(Information given Opens)

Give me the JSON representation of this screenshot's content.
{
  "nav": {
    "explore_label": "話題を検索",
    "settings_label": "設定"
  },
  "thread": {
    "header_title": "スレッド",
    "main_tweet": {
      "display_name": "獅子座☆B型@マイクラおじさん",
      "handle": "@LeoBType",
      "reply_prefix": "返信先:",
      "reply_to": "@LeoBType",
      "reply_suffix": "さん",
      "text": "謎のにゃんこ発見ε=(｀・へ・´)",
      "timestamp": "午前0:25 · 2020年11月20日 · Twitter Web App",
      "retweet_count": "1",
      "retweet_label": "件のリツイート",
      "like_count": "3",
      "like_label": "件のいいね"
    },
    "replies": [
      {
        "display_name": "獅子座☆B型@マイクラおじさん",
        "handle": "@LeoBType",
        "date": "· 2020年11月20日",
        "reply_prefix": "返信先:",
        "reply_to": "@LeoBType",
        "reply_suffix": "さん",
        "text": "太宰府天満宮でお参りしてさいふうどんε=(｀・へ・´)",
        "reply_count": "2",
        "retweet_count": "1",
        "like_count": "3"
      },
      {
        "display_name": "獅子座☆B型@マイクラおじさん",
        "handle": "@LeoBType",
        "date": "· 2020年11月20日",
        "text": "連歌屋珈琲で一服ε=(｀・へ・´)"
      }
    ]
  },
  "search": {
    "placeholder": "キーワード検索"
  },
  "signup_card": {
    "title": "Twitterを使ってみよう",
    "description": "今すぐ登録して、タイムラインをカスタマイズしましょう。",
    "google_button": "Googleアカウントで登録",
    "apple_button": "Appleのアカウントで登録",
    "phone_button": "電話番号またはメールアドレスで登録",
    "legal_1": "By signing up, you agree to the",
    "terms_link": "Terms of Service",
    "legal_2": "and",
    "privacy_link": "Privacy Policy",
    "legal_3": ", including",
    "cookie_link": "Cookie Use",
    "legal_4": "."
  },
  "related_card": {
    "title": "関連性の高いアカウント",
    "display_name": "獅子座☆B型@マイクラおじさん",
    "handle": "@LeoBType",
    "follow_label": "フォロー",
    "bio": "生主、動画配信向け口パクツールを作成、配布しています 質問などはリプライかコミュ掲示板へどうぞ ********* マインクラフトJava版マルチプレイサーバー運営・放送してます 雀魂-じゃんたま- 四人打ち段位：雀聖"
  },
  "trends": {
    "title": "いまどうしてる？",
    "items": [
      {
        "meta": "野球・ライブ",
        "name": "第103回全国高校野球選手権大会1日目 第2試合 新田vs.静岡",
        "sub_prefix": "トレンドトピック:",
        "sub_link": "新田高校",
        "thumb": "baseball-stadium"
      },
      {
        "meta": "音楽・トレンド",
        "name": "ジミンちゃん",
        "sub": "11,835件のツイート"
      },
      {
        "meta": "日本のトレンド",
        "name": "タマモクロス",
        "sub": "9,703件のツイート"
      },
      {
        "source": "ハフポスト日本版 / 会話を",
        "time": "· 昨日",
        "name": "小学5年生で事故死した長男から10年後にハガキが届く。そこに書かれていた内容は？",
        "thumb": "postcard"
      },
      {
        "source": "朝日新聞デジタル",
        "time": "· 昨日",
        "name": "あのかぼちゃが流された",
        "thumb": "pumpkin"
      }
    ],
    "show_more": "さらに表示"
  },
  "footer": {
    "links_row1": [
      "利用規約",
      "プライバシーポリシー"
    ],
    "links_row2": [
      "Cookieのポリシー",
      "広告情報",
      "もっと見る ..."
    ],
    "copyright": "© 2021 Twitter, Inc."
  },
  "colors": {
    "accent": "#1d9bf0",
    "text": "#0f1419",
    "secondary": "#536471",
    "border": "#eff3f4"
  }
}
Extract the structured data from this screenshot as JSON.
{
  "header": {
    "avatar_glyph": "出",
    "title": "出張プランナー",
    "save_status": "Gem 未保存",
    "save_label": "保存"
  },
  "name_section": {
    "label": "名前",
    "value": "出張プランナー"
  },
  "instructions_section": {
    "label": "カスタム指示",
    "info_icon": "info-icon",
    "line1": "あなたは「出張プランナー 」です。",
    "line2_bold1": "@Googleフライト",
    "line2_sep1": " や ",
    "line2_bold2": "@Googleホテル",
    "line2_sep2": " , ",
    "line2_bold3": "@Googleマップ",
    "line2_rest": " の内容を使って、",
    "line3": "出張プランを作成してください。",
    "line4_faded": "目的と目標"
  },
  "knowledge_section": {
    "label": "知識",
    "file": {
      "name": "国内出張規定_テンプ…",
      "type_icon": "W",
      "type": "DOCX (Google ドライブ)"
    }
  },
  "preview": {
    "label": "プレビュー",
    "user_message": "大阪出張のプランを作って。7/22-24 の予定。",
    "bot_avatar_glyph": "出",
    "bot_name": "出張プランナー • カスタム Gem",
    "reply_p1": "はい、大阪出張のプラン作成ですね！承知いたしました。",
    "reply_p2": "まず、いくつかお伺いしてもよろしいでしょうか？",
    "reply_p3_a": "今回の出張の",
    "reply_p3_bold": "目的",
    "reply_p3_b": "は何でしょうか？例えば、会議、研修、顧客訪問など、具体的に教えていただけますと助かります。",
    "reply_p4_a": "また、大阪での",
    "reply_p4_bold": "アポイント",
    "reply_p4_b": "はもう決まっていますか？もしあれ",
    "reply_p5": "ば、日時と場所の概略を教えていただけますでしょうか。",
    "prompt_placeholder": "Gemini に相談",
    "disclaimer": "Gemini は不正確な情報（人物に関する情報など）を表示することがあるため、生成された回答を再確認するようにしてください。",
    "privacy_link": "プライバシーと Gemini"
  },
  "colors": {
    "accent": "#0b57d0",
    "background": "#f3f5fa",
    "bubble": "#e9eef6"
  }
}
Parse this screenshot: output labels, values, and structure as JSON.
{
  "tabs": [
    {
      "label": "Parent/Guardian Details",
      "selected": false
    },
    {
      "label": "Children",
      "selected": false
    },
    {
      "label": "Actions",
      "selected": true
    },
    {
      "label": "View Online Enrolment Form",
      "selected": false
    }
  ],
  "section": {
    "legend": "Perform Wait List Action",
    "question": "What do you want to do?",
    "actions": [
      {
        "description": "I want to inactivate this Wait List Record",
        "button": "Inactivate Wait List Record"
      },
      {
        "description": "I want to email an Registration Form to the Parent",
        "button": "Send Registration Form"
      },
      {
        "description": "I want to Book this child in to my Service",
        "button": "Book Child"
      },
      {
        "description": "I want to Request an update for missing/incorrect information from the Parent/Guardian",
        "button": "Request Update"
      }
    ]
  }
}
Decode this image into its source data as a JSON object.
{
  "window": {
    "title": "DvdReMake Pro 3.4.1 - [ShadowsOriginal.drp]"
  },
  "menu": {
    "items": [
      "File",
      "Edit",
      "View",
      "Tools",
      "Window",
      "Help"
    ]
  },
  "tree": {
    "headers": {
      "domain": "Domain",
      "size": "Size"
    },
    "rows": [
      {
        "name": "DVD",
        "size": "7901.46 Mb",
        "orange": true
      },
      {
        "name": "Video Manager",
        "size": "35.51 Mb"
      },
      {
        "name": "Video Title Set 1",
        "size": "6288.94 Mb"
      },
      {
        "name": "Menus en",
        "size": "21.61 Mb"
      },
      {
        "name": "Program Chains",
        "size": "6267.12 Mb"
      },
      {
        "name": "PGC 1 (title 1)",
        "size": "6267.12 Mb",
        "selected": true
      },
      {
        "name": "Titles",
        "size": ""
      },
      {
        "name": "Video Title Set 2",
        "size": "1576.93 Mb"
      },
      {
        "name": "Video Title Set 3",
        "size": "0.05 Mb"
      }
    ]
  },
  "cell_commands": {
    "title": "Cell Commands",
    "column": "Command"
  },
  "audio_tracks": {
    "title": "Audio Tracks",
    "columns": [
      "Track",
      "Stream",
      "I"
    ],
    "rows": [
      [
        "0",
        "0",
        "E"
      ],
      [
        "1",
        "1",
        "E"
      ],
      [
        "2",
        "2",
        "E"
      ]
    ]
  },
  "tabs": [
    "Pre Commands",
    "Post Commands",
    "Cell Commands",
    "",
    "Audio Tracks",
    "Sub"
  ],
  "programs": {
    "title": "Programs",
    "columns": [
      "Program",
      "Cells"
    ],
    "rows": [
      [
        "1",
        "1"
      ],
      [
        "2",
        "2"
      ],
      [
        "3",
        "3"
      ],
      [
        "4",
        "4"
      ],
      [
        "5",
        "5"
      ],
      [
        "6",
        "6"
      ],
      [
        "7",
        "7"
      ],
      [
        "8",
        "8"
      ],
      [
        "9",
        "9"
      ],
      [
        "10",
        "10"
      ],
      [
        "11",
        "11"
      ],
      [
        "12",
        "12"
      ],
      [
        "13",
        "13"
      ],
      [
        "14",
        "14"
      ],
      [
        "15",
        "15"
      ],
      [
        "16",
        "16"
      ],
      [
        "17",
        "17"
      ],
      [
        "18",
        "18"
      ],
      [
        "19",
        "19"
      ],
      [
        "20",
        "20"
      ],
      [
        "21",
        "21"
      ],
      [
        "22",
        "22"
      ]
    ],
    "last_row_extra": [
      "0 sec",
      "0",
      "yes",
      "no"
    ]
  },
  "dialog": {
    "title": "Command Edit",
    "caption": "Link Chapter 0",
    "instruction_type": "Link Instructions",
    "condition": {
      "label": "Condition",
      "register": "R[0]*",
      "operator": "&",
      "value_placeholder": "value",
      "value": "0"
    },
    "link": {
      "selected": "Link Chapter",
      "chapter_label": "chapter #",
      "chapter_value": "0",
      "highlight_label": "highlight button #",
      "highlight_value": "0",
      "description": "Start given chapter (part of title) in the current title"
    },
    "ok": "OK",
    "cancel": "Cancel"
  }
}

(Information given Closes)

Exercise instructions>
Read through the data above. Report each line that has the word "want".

Task response>
    "question": "What do you want to do?",
        "description": "I want to inactivate this Wait List Record",
        "description": "I want to email an Registration Form to the Parent",
        "description": "I want to Book this child in to my Service",
        "description": "I want to Request an update for missing/incorrect information from the Parent/Guardian",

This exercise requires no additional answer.